===== Material supplied =====
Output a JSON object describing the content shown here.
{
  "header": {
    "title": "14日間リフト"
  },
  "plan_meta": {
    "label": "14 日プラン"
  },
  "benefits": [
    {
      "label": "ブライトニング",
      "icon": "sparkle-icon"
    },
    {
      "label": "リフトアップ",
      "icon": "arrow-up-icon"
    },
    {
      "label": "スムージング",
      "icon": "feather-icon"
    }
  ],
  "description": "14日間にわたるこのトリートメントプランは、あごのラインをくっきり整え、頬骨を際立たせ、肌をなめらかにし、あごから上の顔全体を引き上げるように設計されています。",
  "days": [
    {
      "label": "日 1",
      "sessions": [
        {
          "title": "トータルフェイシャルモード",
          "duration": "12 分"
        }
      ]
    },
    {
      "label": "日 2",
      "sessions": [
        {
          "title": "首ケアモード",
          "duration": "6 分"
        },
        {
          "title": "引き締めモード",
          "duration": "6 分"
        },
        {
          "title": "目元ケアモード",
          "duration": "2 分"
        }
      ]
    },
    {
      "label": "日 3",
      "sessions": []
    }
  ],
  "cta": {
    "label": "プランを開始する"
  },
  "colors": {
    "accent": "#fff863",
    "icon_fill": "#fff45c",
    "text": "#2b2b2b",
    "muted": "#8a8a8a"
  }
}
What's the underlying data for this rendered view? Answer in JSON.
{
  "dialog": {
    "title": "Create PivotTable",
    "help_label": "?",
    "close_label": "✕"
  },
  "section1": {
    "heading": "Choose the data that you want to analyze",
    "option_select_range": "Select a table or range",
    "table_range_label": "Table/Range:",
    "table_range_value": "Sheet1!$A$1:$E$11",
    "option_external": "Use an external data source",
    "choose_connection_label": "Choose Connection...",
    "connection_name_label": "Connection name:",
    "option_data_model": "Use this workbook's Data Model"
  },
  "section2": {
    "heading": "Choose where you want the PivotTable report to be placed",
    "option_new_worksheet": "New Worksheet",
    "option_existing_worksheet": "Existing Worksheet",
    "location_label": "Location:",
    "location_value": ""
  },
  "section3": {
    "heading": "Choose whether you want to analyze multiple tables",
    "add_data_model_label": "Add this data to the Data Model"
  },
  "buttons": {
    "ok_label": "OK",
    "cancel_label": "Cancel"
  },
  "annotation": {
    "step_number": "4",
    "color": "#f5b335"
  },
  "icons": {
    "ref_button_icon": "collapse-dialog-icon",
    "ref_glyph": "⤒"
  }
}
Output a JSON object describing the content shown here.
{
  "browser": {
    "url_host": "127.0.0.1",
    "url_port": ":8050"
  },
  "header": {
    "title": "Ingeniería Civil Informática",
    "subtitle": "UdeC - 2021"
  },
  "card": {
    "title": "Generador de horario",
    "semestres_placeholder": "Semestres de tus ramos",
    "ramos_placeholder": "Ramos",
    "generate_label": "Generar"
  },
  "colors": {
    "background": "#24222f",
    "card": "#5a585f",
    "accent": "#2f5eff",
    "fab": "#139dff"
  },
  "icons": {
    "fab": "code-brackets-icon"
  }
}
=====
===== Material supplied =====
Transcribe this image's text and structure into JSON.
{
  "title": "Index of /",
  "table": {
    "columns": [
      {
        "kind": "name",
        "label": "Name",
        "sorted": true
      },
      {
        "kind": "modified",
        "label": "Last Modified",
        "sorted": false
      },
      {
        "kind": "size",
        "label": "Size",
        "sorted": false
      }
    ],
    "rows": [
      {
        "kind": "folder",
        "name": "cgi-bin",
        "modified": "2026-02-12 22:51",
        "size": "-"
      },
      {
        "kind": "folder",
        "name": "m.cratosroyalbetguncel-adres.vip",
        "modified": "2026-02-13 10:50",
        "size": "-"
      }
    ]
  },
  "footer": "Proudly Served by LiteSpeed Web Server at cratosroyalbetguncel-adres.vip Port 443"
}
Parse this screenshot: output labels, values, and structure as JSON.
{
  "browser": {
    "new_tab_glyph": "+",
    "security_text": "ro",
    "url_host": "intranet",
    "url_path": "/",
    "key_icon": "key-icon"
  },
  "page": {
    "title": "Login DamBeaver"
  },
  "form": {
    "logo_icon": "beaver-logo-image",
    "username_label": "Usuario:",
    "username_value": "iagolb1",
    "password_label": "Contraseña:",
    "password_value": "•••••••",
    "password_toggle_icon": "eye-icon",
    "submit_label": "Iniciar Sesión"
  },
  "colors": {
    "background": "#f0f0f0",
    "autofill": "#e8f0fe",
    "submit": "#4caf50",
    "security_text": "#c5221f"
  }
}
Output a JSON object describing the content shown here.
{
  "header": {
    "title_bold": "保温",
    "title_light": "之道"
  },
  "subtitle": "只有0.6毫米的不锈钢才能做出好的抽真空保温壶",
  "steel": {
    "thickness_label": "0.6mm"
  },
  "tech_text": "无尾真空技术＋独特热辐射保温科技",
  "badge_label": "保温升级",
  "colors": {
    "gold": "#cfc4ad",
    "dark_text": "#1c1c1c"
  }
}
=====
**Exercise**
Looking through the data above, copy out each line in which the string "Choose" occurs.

**Problem solution**
    "heading": "Choose the data that you want to analyze",
    "choose_connection_label": "Choose Connection...",
    "heading": "Choose where you want the PivotTable report to be placed",
    "heading": "Choose whether you want to analyze multiple tables",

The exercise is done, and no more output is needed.